Every record must appear in the response exactly as given.

──────── RECORDS PROVIDED ────────

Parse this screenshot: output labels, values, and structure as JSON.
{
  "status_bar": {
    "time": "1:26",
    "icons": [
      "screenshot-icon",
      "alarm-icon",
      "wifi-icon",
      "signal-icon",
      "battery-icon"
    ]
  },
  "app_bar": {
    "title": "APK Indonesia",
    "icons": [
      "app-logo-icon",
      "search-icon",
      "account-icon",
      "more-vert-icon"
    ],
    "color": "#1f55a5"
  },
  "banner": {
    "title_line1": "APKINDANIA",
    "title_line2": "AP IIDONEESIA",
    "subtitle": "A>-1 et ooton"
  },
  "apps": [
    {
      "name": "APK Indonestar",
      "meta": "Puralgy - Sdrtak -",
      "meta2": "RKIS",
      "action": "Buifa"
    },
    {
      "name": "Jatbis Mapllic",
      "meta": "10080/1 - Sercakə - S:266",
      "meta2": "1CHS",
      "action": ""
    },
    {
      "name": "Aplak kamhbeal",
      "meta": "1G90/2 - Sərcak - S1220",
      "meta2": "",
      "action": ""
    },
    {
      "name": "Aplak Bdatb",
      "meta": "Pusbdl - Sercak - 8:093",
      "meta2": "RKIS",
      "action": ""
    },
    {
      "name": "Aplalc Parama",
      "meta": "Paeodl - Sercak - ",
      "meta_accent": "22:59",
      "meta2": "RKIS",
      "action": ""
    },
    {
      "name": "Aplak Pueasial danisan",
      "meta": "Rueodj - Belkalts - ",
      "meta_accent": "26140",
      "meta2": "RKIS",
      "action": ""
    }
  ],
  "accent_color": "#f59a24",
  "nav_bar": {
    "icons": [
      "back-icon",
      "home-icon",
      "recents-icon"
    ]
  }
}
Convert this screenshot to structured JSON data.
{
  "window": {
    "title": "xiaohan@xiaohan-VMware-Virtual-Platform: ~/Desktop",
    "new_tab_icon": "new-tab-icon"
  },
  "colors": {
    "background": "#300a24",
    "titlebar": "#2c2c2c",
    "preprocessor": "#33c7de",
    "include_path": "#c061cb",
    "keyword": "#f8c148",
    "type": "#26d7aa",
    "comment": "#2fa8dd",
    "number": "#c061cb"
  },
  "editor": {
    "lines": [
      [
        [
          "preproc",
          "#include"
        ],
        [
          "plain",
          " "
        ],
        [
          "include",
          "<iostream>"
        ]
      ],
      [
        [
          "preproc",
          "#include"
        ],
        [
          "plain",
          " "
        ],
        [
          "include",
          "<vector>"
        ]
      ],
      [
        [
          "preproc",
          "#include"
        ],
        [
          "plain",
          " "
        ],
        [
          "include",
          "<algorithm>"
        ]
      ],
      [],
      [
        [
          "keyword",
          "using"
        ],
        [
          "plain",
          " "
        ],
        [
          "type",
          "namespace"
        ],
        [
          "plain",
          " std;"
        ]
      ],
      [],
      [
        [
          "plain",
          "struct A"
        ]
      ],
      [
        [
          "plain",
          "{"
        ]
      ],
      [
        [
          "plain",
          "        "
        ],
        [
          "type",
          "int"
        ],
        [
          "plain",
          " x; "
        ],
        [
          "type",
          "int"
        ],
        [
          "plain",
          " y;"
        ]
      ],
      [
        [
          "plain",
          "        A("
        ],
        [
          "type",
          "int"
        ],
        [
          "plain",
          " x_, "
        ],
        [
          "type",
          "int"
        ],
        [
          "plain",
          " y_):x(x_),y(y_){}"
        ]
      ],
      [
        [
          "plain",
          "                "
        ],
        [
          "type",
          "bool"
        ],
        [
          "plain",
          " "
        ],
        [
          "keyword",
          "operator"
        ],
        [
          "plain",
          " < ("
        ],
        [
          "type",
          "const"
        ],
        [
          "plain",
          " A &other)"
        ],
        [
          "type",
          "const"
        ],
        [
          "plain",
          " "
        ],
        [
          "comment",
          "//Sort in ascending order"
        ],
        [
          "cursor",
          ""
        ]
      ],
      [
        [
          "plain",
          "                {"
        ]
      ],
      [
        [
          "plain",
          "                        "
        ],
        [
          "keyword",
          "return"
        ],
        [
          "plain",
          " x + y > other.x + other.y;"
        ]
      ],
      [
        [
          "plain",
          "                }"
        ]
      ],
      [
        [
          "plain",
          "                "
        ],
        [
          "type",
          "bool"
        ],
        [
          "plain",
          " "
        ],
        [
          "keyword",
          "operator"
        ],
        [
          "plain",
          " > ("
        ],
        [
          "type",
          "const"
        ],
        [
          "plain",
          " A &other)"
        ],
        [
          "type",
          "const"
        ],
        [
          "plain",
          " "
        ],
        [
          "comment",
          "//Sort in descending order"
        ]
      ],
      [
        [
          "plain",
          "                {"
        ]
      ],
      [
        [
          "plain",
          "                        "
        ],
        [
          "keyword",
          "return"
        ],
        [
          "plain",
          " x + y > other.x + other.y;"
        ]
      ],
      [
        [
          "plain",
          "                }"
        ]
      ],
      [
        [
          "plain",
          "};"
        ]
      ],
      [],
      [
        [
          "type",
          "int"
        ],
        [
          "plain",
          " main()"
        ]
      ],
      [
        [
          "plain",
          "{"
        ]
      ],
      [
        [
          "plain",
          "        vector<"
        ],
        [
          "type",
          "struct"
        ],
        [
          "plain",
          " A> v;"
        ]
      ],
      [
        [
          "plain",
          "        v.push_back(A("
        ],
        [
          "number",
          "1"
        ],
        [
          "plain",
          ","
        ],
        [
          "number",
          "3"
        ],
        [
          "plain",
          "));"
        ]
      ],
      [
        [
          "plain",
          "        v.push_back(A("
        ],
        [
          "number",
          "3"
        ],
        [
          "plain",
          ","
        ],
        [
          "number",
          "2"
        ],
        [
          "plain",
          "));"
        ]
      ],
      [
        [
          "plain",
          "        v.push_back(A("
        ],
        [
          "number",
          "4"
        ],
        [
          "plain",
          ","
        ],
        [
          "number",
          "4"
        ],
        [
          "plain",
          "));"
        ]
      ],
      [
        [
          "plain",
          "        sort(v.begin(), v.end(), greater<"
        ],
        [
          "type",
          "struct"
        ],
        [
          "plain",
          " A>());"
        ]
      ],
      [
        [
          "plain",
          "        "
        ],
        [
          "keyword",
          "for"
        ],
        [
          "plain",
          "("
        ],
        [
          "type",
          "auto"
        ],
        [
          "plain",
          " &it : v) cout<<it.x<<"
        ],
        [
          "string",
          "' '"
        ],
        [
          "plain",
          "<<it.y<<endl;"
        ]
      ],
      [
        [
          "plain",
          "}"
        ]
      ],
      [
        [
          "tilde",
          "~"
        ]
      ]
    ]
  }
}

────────

» PROBLEM SOLUTION
Parse this screenshot: output labels, values, and structure as JSON.
{
  "status_bar": {
    "time": "1:26",
    "icons": [
      "screenshot-icon",
      "alarm-icon",
      "wifi-icon",
      "signal-icon",
      "battery-icon"
    ]
  },
  "app_bar": {
    "title": "APK Indonesia",
    "icons": [
      "app-logo-icon",
      "search-icon",
      "account-icon",
      "more-vert-icon"
    ],
    "color": "#1f55a5"
  },
  "banner": {
    "title_line1": "APKINDANIA",
    "title_line2": "AP IIDONEESIA",
    "subtitle": "A>-1 et ooton"
  },
  "apps": [
    {
      "name": "APK Indonestar",
      "meta": "Puralgy - Sdrtak -",
      "meta2": "RKIS",
      "action": "Buifa"
    },
    {
      "name": "Jatbis Mapllic",
      "meta": "10080/1 - Sercakə - S:266",
      "meta2": "1CHS",
      "action": ""
    },
    {
      "name": "Aplak kamhbeal",
      "meta": "1G90/2 - Sərcak - S1220",
      "meta2": "",
      "action": ""
    },
    {
      "name": "Aplak Bdatb",
      "meta": "Pusbdl - Sercak - 8:093",
      "meta2": "RKIS",
      "action": ""
    },
    {
      "name": "Aplalc Parama",
      "meta": "Paeodl - Sercak - ",
      "meta_accent": "22:59",
      "meta2": "RKIS",
      "action": ""
    },
    {
      "name": "Aplak Pueasial danisan",
      "meta": "Rueodj - Belkalts - ",
      "meta_accent": "26140",
      "meta2": "RKIS",
      "action": ""
    }
  ],
  "accent_color": "#f59a24",
  "nav_bar": {
    "icons": [
      "back-icon",
      "home-icon",
      "recents-icon"
    ]
  }
}
Convert this screenshot to structured JSON data.
{
  "window": {
    "title": "xiaohan@xiaohan-VMware-Virtual-Platform: ~/Desktop",
    "new_tab_icon": "new-tab-icon"
  },
  "colors": {
    "background": "#300a24",
    "titlebar": "#2c2c2c",
    "preprocessor": "#33c7de",
    "include_path": "#c061cb",
    "keyword": "#f8c148",
    "type": "#26d7aa",
    "comment": "#2fa8dd",
    "number": "#c061cb"
  },
  "editor": {
    "lines": [
      [
        [
          "preproc",
          "#include"
        ],
        [
          "plain",
          " "
        ],
        [
          "include",
          "<iostream>"
        ]
      ],
      [
        [
          "preproc",
          "#include"
        ],
        [
          "plain",
          " "
        ],
        [
          "include",
          "<vector>"
        ]
      ],
      [
        [
          "preproc",
          "#include"
        ],
        [
          "plain",
          " "
        ],
        [
          "include",
          "<algorithm>"
        ]
      ],
      [],
      [
        [
          "keyword",
          "using"
        ],
        [
          "plain",
          " "
        ],
        [
          "type",
          "namespace"
        ],
        [
          "plain",
          " std;"
        ]
      ],
      [],
      [
        [
          "plain",
          "struct A"
        ]
      ],
      [
        [
          "plain",
          "{"
        ]
      ],
      [
        [
          "plain",
          "        "
        ],
        [
          "type",
          "int"
        ],
        [
          "plain",
          " x; "
        ],
        [
          "type",
          "int"
        ],
        [
          "plain",
          " y;"
        ]
      ],
      [
        [
          "plain",
          "        A("
        ],
        [
          "type",
          "int"
        ],
        [
          "plain",
          " x_, "
        ],
        [
          "type",
          "int"
        ],
        [
          "plain",
          " y_):x(x_),y(y_){}"
        ]
      ],
      [
        [
          "plain",
          "                "
        ],
        [
          "type",
          "bool"
        ],
        [
          "plain",
          " "
        ],
        [
          "keyword",
          "operator"
        ],
        [
          "plain",
          " < ("
        ],
        [
          "type",
          "const"
        ],
        [
          "plain",
          " A &other)"
        ],
        [
          "type",
          "const"
        ],
        [
          "plain",
          " "
        ],
        [
          "comment",
          "//Sort in ascending order"
        ],
        [
          "cursor",
          ""
        ]
      ],
      [
        [
          "plain",
          "                {"
        ]
      ],
      [
        [
          "plain",
          "                        "
        ],
        [
          "keyword",
          "return"
        ],
        [
          "plain",
          " x + y > other.x + other.y;"
        ]
      ],
      [
        [
          "plain",
          "                }"
        ]
      ],
      [
        [
          "plain",
          "                "
        ],
        [
          "type",
          "bool"
        ],
        [
          "plain",
          " "
        ],
        [
          "keyword",
          "operator"
        ],
        [
          "plain",
          " > ("
        ],
        [
          "type",
          "const"
        ],
        [
          "plain",
          " A &other)"
        ],
        [
          "type",
          "const"
        ],
        [
          "plain",
          " "
        ],
        [
          "comment",
          "//Sort in descending order"
        ]
      ],
      [
        [
          "plain",
          "                {"
        ]
      ],
      [
        [
          "plain",
          "                        "
        ],
        [
          "keyword",
          "return"
        ],
        [
          "plain",
          " x + y > other.x + other.y;"
        ]
      ],
      [
        [
          "plain",
          "                }"
        ]
      ],
      [
        [
          "plain",
          "};"
        ]
      ],
      [],
      [
        [
          "type",
          "int"
        ],
        [
          "plain",
          " main()"
        ]
      ],
      [
        [
          "plain",
          "{"
        ]
      ],
      [
        [
          "plain",
          "        vector<"
        ],
        [
          "type",
          "struct"
        ],
        [
          "plain",
          " A> v;"
        ]
      ],
      [
        [
          "plain",
          "        v.push_back(A("
        ],
        [
          "number",
          "1"
        ],
        [
          "plain",
          ","
        ],
        [
          "number",
          "3"
        ],
        [
          "plain",
          "));"
        ]
      ],
      [
        [
          "plain",
          "        v.push_back(A("
        ],
        [
          "number",
          "3"
        ],
        [
          "plain",
          ","
        ],
        [
          "number",
          "2"
        ],
        [
          "plain",
          "));"
        ]
      ],
      [
        [
          "plain",
          "        v.push_back(A("
        ],
        [
          "number",
          "4"
        ],
        [
          "plain",
          ","
        ],
        [
          "number",
          "4"
        ],
        [
          "plain",
          "));"
        ]
      ],
      [
        [
          "plain",
          "        sort(v.begin(), v.end(), greater<"
        ],
        [
          "type",
          "struct"
        ],
        [
          "plain",
          " A>());"
        ]
      ],
      [
        [
          "plain",
          "        "
        ],
        [
          "keyword",
          "for"
        ],
        [
          "plain",
          "("
        ],
        [
          "type",
          "auto"
        ],
        [
          "plain",
          " &it : v) cout<<it.x<<"
        ],
        [
          "string",
          "' '"
        ],
        [
          "plain",
          "<<it.y<<endl;"
        ]
      ],
      [
        [
          "plain",
          "}"
        ]
      ],
      [
        [
          "tilde",
          "~"
        ]
      ]
    ]
  }
}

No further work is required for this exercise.